Yesterday, as I didn't go to the barn, the dogs were deprived of their exercise. So in the evening, my husband and I put their leashes on and took them for a walk.
We have those extra-long retractable leashes to allow the dogs to explore and run more freely than if they had to stay close by our side. The quiet enjoyment of my stroll is sometimes rudely jolted by Malcolm running to the end of his leash and yanking. One of the techniques that I've used to try and fix this issue, both with Malcolm, and (in the past) with Chloe, is to stop when I feel a pull and refuse to move until the pressure is relaxed. This has met with only limited success, as Malcolm will back up to let the pressure off but then repeat the whole process a few minutes later.
Last night, for some reason, I reacted a little differently. I've always focussed on what the dog is doing - stop when he pulls, wait until he is not pulling and proceed. But this time, my attention turned to myself - I thought: I'm not moving until I feel comfortable, until I'm not being pulled out of balance. At the moment when I felt safely back in my own balance, I continued walking - regardless of whether or not there was a slight tug.
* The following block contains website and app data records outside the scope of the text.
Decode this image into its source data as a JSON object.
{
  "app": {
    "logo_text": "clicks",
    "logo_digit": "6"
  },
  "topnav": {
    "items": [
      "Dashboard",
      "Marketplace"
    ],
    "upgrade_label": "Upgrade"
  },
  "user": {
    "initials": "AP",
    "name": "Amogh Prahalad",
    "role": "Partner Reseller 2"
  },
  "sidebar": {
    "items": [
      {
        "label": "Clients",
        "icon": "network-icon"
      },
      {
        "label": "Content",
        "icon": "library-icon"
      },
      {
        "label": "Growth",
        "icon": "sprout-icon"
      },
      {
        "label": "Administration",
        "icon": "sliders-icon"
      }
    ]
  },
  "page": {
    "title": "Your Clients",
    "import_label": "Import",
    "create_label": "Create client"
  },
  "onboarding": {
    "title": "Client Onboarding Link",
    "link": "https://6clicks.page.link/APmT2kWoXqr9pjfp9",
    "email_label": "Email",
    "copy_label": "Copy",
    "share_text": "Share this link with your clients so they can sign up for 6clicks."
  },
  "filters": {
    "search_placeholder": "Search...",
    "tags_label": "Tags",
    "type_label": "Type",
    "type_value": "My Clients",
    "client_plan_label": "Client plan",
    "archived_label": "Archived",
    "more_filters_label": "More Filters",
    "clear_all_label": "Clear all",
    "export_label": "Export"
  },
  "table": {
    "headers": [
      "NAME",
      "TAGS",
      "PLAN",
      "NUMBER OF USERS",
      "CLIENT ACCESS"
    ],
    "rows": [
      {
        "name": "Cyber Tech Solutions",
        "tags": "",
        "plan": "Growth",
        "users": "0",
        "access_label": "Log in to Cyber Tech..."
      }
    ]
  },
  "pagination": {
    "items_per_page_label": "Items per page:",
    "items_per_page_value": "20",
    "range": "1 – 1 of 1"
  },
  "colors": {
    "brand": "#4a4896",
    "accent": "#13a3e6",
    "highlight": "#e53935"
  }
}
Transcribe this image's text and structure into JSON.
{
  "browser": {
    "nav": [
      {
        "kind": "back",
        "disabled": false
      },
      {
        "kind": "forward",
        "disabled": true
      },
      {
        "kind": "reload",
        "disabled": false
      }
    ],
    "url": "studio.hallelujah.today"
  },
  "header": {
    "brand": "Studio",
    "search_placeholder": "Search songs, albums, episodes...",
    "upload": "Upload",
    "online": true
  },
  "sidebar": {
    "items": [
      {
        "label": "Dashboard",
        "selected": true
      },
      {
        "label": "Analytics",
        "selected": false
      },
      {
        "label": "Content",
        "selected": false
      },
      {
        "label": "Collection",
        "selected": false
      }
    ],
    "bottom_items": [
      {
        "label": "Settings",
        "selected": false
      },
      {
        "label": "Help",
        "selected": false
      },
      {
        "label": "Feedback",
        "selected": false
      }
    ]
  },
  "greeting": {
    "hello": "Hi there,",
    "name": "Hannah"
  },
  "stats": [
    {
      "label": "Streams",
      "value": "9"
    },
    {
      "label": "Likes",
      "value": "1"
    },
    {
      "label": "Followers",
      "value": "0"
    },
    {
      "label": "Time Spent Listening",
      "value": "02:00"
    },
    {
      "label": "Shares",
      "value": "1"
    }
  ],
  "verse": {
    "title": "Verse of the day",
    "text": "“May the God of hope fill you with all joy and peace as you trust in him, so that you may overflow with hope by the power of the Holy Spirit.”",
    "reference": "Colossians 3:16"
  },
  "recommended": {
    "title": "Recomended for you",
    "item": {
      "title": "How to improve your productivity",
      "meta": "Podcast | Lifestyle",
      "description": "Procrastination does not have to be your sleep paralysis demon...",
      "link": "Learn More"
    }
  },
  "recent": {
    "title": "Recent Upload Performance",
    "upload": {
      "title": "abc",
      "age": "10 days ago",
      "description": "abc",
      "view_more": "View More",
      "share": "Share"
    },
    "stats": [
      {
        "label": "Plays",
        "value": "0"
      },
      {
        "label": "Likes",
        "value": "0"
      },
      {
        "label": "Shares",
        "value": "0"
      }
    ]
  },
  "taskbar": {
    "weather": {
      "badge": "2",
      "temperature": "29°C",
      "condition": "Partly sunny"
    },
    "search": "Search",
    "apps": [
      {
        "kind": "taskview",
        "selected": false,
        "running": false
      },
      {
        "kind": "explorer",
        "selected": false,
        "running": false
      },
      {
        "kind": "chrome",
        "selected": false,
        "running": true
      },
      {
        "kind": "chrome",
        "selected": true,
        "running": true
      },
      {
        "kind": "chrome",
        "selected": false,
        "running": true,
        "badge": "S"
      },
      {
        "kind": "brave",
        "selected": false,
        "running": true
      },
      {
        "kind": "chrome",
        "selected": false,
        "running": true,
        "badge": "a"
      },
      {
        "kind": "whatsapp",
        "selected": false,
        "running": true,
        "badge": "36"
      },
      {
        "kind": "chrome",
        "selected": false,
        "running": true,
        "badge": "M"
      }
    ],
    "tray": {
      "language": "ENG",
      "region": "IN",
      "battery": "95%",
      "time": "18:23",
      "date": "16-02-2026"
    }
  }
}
And while walking, if I felt a little tension, I didn't stop unless I felt it interfered with my serenity.
Well, I'd like to say that Malcolm was perfect for the rest of the walk. That would be an exaggeration. However, I can definitely say things went a lot better than usual. Malcolm, although visibly oblivious to my presence on the other end of the leash, was behaving differently.
Today at the barn I remembered this when Bridget did her usual wham-here's-my-butt-scratch-it-now shove, a move which definitely carries topple potential for the bipedal recipient. So, today, rather than focussing on pushing Bridget off me when she slammed into me, I thought about how I felt. I thought about it only once - and for the rest of the time, she behaved completely differently. She leads into the shove by sliding next to me - but today, after the slide, rather than slamming into me, she kindof sidled her back legs away a little.
She (and Malcolm) must be about 1000% more sensitive than us humans, which is what everyone keeps saying, but when you see it in action it is very, well, humbling.
So I'm glad I didn't go the barn yesterday. And thank you, Malcolm.